Commercial Best Practices for Buying Services Could Save Feds Billions
Published: May 29, 2013
A recent GAO report advocates using commercial best practices for strategic sourcing as a method for gaining efficiencies and reducing federal spending on services contracting.
The federal government spent $307 billion on services in FY2012. The graph below shows the top ten services categories by federal spending levels for FY2012.
GAO examined large commercial companies and their best practices for purchasing services for their enterprise in order to develop recommendations for federal agencies to incorporated similar processes and realize subsequent savings. Officials from the companies GAO profiled reported savings of 4-15% over prior year spending through strategically sourcing the full range of services, such as facilities management, engineering, and information technology.
Similar savings translated to federal agencies would come to $12.3-$46 billion. Federal agencies have sizable opportunities to leverage leading commercial practices to lower costs and maximize the value of the services they buy. GAO reported in September 2012, that large procurement agencies such as DoD and VA only leveraged a small percentage of their buying power through strategic sourcing. GAO also reported these agencies faced challenges in acquiring reliable spending data and analyzing it, applying strategic sourcing to services purchasing, and securing leadership support.
The graph below shows the level of services spending by company interviewed by GAO along with the percentage of realized savings over the prior year.
GAO found that the companies they interviewed followed five foundational principles to leverage spending and market knowledge for more efficient procurement:
- Maintain Spending Visibility
- Centralize Procurement
- Develop Category Strategies
- Focus on Total Cost of Ownership
- Regularly Review Strategies and Tactics
Additionally, companies analyze their spending patterns in terms of two essential variables: the complexity of the service and the number of suppliers for that service. Acquisition of services varies depending on where the services fall in relation to these two variables. The tactics companies use based on the variables fall into four basic categories, depicted in the framework below.
For example, Walmart leverages its company size to compete basic or commodity services that have many suppliers, such as maintenance. But when Dell needs to purchase sophisticated services with few suppliers, such as consulting, it negotiates cost drivers such as labor rates.
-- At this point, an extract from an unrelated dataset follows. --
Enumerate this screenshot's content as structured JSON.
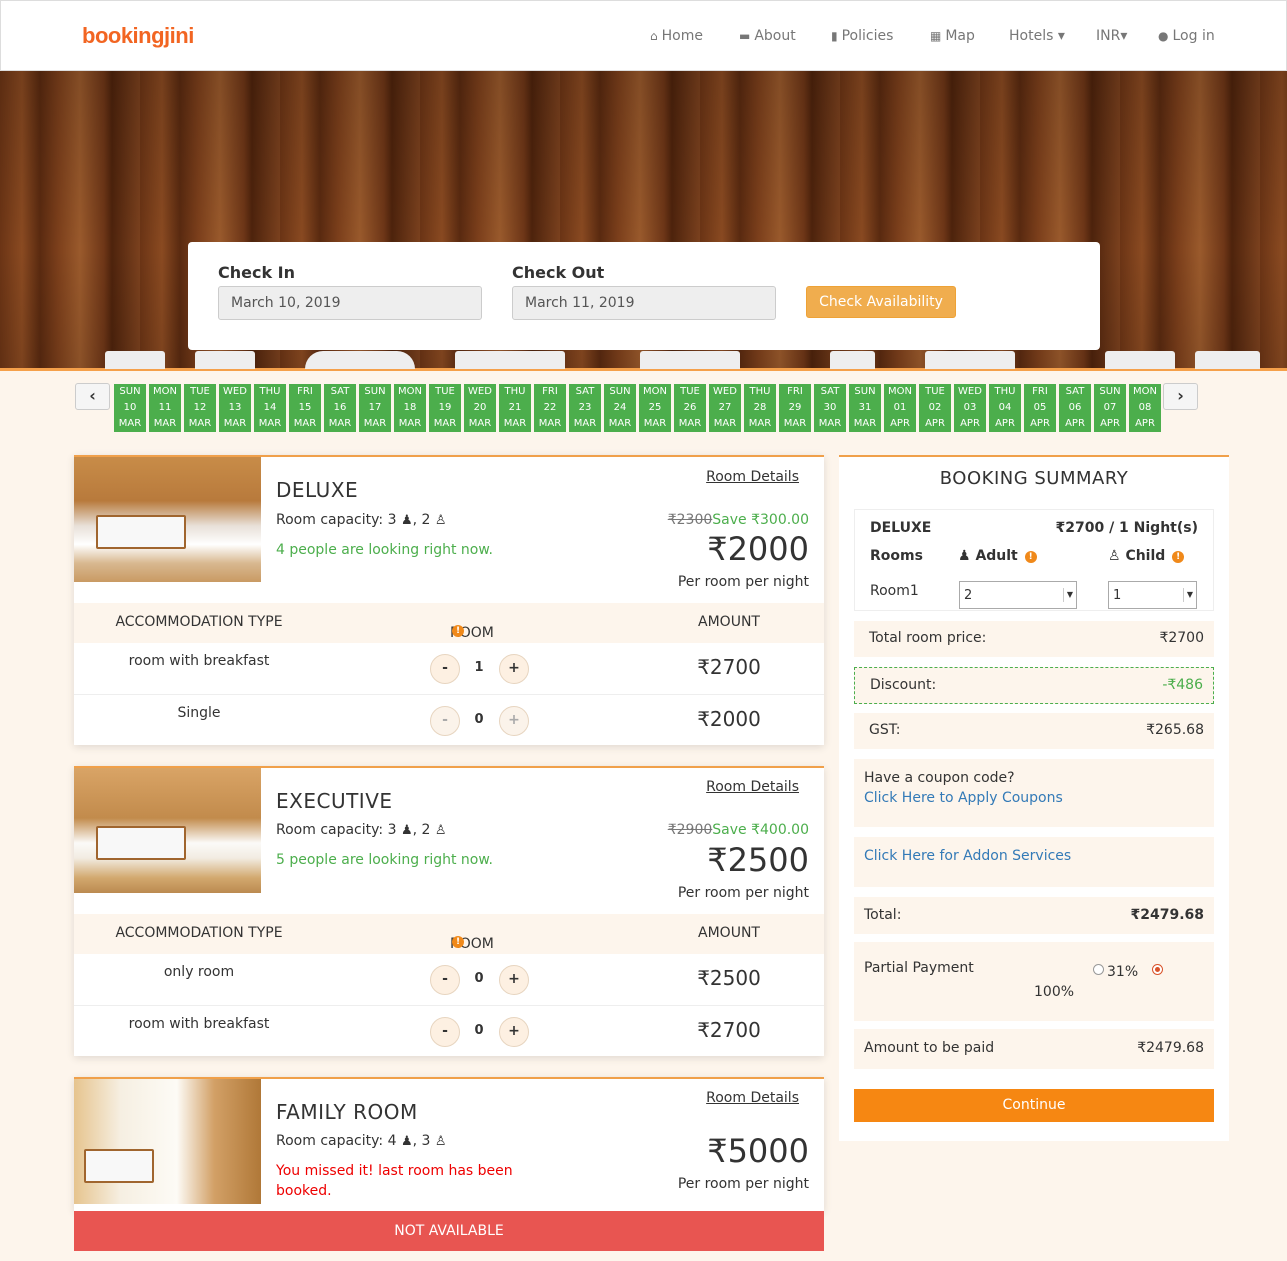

The framework is dynamic: over the long term, companies seek to reduce complexity and bring in additional suppliers to take advantage of market forces like competition.
GAO recommended that large executive agencies along with OMB, issue guidance, develop metrics, and take other actions to implement buying practices similar to those of the companies profiled. The agencies and OMB concurred.